Most professionals agree this is a large part of the reason why older people despite being especially vulnerable to suffering mental health problems are less likely to seek help than people living in the age of the TV talkfest and intimate magazine exposes.

"In the old days it wasn't socially acceptable to get help because psychiatry was still in the dark ages, and there was a perception that there's not a lot you can do anyway," said Dr Gary Galambos , a consultant psychiatrist at Sydney 's St John of God private hospital. "You either coped and managed or you were sent to an asylum, so there was a very good motivation to be stoic.

"When older people today think of getting help for mental health problems they think of poor quality, crude treatments and separation from loved ones, whereas many younger people think making a counselling appointment is as simple as popping into a hairdresser."

Statistics show older Australians are a particularly "at risk" group for experiencing mental health problems due to the fact that major life events can snowball from about the age of 50.

Figures from the Mental Health Foundation of Australia show at least 20 per cent of older people already have a significant emotional problem, with another one in five showing early signs.

Leaving the world of work, financial worries, selling the family home, moving to an unfamiliar neighbourhood, losing a spouse or caring for a seriously ill partner, going through children's divorces and frequently being called upon to look after grandchildren or enduring chronic pain are all issues which put coping skills at risk especially if people have more than one of these going on at once.

"There is still a negative stigma among over-55s about psychiatry but the reality is that we have had an explosion of understanding in these past couple of decades about mental health and the message is 'you don't have to do it alone'," said Dr Galambos. "Getting professional help means you can improve your quality of life."

Professor Graham Burrows, chairman of the Mental Health Foundation of Australia, agreed that the senior years were an especially important time for people to look after their own emotional wellbeing.

"This can be a very stressful time for people, with lots of adjustments, but you can't look after other people if you don't look after yourself," Professor Burrows said. "I'm not talking about selfishness, I'm talking about taking responsibility.

"If you get professional help you can learn a lot about techniques which reduce stress like relaxation, hypnotherapy and even exercise which can prevent problems from getting worse. If you learn how to dealt with your stress when you first notice it you are less likely to go on and get major depression later."

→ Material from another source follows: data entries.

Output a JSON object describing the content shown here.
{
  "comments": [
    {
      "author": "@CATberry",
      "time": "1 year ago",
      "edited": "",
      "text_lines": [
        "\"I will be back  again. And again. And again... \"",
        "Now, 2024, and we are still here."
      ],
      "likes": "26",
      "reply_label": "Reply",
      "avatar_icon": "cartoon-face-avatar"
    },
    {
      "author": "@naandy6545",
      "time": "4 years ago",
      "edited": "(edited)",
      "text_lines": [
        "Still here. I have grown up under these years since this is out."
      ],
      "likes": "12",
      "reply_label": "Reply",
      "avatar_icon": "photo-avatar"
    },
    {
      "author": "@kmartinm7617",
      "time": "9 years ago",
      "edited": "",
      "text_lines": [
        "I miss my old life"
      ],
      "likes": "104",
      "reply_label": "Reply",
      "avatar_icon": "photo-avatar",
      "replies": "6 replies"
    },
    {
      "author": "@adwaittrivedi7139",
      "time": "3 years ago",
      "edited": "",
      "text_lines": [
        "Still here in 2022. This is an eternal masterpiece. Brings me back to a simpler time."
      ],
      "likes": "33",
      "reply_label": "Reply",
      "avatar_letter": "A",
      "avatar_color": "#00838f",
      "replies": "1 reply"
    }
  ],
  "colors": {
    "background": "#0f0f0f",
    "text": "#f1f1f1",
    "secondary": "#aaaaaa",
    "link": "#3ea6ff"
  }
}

Professor Burrows said signs to look for include a change in normal coping skills, the sudden onset of disturbed sleep patterns, problems with eating more and putting on weight, drinking more than normal or gambling.

He said emotional ill-health could be triggered by a multitude of factors but most people were able to recover completely or learn to manage their illness through therapy.

"Mental health problems are partly genetic, partly environmental, partly social, partly financial," he said.

"You don't necessarily need to rush off to a psychiatrist. If you are stressed, anxious or depressed and experiencing changes in your normal coping mechanisms your first line of approach should be to go and see a general practitioner and they will refer you to a range of organisations which can help."

Dr Nicole Highet, psychologist and spokesperson for Beyond Blue, the national depression initiative, said more than 2 million Australians were suffering from depression or anxiety at any one time.

"The important thing to realise is that depression is treatable," Dr Highet said. "There are very safe and effective treatments available and most people can be treated at home in much the same way as you would treat arthritis or diabetes or asthma it's not a matter of being admitted to a hospital and having to stay for a long time."